[Your task]
The entire listing is to be repeated verbatim.
■ ■ ■ ■ ■
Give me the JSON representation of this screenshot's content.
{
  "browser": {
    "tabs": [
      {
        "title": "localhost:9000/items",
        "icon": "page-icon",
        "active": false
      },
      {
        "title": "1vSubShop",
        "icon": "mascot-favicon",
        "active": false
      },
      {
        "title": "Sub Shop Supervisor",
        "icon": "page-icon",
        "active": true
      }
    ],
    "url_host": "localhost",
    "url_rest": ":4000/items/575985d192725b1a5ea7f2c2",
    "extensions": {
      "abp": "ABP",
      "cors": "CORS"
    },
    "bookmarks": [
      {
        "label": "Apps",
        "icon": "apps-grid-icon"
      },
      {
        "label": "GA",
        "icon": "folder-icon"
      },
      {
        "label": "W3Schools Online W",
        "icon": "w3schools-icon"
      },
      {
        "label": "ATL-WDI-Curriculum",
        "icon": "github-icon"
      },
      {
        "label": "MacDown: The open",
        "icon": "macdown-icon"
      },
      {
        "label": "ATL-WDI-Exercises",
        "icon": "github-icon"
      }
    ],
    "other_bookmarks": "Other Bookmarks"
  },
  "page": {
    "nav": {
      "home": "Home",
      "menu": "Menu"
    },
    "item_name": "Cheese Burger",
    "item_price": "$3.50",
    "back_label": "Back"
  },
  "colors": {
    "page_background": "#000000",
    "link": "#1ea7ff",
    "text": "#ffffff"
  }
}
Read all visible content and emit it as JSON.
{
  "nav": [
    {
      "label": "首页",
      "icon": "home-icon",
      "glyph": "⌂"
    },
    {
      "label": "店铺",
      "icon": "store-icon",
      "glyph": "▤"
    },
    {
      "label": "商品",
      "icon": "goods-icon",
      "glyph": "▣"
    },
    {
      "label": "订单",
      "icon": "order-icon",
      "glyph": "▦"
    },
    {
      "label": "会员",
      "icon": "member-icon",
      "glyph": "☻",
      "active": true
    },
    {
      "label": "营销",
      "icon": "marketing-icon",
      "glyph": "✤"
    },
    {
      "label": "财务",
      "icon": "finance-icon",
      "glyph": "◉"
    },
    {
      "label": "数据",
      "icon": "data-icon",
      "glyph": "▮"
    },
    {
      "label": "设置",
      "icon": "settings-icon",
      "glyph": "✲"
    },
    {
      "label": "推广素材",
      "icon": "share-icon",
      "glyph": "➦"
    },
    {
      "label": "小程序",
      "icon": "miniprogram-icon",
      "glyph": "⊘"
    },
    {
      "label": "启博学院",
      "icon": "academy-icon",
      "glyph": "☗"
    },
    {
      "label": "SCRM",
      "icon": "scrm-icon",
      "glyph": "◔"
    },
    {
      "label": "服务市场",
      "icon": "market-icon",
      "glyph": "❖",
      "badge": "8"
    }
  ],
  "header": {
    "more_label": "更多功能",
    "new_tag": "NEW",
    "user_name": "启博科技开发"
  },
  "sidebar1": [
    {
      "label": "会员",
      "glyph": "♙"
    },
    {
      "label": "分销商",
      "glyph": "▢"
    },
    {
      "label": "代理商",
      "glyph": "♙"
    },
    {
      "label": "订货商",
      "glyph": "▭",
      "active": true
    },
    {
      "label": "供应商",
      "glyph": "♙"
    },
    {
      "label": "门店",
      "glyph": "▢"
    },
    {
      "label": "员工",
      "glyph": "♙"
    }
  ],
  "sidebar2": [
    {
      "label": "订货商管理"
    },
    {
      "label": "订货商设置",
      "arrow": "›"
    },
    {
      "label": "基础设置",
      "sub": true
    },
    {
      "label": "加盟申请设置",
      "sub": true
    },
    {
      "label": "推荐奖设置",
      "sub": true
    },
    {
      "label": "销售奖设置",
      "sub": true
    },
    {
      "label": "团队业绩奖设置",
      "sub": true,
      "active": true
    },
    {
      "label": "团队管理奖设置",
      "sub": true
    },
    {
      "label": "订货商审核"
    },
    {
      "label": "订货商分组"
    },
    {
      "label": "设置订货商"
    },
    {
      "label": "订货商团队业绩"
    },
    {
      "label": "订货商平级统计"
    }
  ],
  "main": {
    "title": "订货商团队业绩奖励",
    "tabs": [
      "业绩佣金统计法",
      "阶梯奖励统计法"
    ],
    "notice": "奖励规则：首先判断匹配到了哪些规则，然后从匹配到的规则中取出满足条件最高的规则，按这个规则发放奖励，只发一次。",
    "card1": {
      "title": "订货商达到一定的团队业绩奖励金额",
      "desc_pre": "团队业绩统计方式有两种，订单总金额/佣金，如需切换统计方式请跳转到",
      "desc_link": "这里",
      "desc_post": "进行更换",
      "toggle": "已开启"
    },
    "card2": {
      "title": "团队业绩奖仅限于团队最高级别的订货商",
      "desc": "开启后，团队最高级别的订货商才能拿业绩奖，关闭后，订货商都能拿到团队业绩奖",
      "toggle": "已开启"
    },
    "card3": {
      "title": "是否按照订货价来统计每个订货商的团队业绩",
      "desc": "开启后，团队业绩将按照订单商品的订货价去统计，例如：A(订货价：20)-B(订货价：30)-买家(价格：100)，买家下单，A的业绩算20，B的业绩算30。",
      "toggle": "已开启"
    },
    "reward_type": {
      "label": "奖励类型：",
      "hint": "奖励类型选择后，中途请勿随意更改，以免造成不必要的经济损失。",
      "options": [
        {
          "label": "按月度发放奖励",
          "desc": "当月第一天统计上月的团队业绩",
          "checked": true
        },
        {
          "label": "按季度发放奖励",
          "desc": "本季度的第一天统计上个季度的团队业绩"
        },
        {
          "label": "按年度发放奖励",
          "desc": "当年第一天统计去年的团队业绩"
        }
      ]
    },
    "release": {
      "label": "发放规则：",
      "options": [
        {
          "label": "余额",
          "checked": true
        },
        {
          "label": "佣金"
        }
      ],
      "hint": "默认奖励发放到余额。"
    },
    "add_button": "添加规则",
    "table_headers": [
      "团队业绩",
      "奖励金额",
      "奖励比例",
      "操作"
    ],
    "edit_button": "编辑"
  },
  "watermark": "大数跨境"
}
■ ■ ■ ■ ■
[Reply to the exercise]
Give me the JSON representation of this screenshot's content.
{
  "browser": {
    "tabs": [
      {
        "title": "localhost:9000/items",
        "icon": "page-icon",
        "active": false
      },
      {
        "title": "1vSubShop",
        "icon": "mascot-favicon",
        "active": false
      },
      {
        "title": "Sub Shop Supervisor",
        "icon": "page-icon",
        "active": true
      }
    ],
    "url_host": "localhost",
    "url_rest": ":4000/items/575985d192725b1a5ea7f2c2",
    "extensions": {
      "abp": "ABP",
      "cors": "CORS"
    },
    "bookmarks": [
      {
        "label": "Apps",
        "icon": "apps-grid-icon"
      },
      {
        "label": "GA",
        "icon": "folder-icon"
      },
      {
        "label": "W3Schools Online W",
        "icon": "w3schools-icon"
      },
      {
        "label": "ATL-WDI-Curriculum",
        "icon": "github-icon"
      },
      {
        "label": "MacDown: The open",
        "icon": "macdown-icon"
      },
      {
        "label": "ATL-WDI-Exercises",
        "icon": "github-icon"
      }
    ],
    "other_bookmarks": "Other Bookmarks"
  },
  "page": {
    "nav": {
      "home": "Home",
      "menu": "Menu"
    },
    "item_name": "Cheese Burger",
    "item_price": "$3.50",
    "back_label": "Back"
  },
  "colors": {
    "page_background": "#000000",
    "link": "#1ea7ff",
    "text": "#ffffff"
  }
}
Read all visible content and emit it as JSON.
{
  "nav": [
    {
      "label": "首页",
      "icon": "home-icon",
      "glyph": "⌂"
    },
    {
      "label": "店铺",
      "icon": "store-icon",
      "glyph": "▤"
    },
    {
      "label": "商品",
      "icon": "goods-icon",
      "glyph": "▣"
    },
    {
      "label": "订单",
      "icon": "order-icon",
      "glyph": "▦"
    },
    {
      "label": "会员",
      "icon": "member-icon",
      "glyph": "☻",
      "active": true
    },
    {
      "label": "营销",
      "icon": "marketing-icon",
      "glyph": "✤"
    },
    {
      "label": "财务",
      "icon": "finance-icon",
      "glyph": "◉"
    },
    {
      "label": "数据",
      "icon": "data-icon",
      "glyph": "▮"
    },
    {
      "label": "设置",
      "icon": "settings-icon",
      "glyph": "✲"
    },
    {
      "label": "推广素材",
      "icon": "share-icon",
      "glyph": "➦"
    },
    {
      "label": "小程序",
      "icon": "miniprogram-icon",
      "glyph": "⊘"
    },
    {
      "label": "启博学院",
      "icon": "academy-icon",
      "glyph": "☗"
    },
    {
      "label": "SCRM",
      "icon": "scrm-icon",
      "glyph": "◔"
    },
    {
      "label": "服务市场",
      "icon": "market-icon",
      "glyph": "❖",
      "badge": "8"
    }
  ],
  "header": {
    "more_label": "更多功能",
    "new_tag": "NEW",
    "user_name": "启博科技开发"
  },
  "sidebar1": [
    {
      "label": "会员",
      "glyph": "♙"
    },
    {
      "label": "分销商",
      "glyph": "▢"
    },
    {
      "label": "代理商",
      "glyph": "♙"
    },
    {
      "label": "订货商",
      "glyph": "▭",
      "active": true
    },
    {
      "label": "供应商",
      "glyph": "♙"
    },
    {
      "label": "门店",
      "glyph": "▢"
    },
    {
      "label": "员工",
      "glyph": "♙"
    }
  ],
  "sidebar2": [
    {
      "label": "订货商管理"
    },
    {
      "label": "订货商设置",
      "arrow": "›"
    },
    {
      "label": "基础设置",
      "sub": true
    },
    {
      "label": "加盟申请设置",
      "sub": true
    },
    {
      "label": "推荐奖设置",
      "sub": true
    },
    {
      "label": "销售奖设置",
      "sub": true
    },
    {
      "label": "团队业绩奖设置",
      "sub": true,
      "active": true
    },
    {
      "label": "团队管理奖设置",
      "sub": true
    },
    {
      "label": "订货商审核"
    },
    {
      "label": "订货商分组"
    },
    {
      "label": "设置订货商"
    },
    {
      "label": "订货商团队业绩"
    },
    {
      "label": "订货商平级统计"
    }
  ],
  "main": {
    "title": "订货商团队业绩奖励",
    "tabs": [
      "业绩佣金统计法",
      "阶梯奖励统计法"
    ],
    "notice": "奖励规则：首先判断匹配到了哪些规则，然后从匹配到的规则中取出满足条件最高的规则，按这个规则发放奖励，只发一次。",
    "card1": {
      "title": "订货商达到一定的团队业绩奖励金额",
      "desc_pre": "团队业绩统计方式有两种，订单总金额/佣金，如需切换统计方式请跳转到",
      "desc_link": "这里",
      "desc_post": "进行更换",
      "toggle": "已开启"
    },
    "card2": {
      "title": "团队业绩奖仅限于团队最高级别的订货商",
      "desc": "开启后，团队最高级别的订货商才能拿业绩奖，关闭后，订货商都能拿到团队业绩奖",
      "toggle": "已开启"
    },
    "card3": {
      "title": "是否按照订货价来统计每个订货商的团队业绩",
      "desc": "开启后，团队业绩将按照订单商品的订货价去统计，例如：A(订货价：20)-B(订货价：30)-买家(价格：100)，买家下单，A的业绩算20，B的业绩算30。",
      "toggle": "已开启"
    },
    "reward_type": {
      "label": "奖励类型：",
      "hint": "奖励类型选择后，中途请勿随意更改，以免造成不必要的经济损失。",
      "options": [
        {
          "label": "按月度发放奖励",
          "desc": "当月第一天统计上月的团队业绩",
          "checked": true
        },
        {
          "label": "按季度发放奖励",
          "desc": "本季度的第一天统计上个季度的团队业绩"
        },
        {
          "label": "按年度发放奖励",
          "desc": "当年第一天统计去年的团队业绩"
        }
      ]
    },
    "release": {
      "label": "发放规则：",
      "options": [
        {
          "label": "余额",
          "checked": true
        },
        {
          "label": "佣金"
        }
      ],
      "hint": "默认奖励发放到余额。"
    },
    "add_button": "添加规则",
    "table_headers": [
      "团队业绩",
      "奖励金额",
      "奖励比例",
      "操作"
    ],
    "edit_button": "编辑"
  },
  "watermark": "大数跨境"
}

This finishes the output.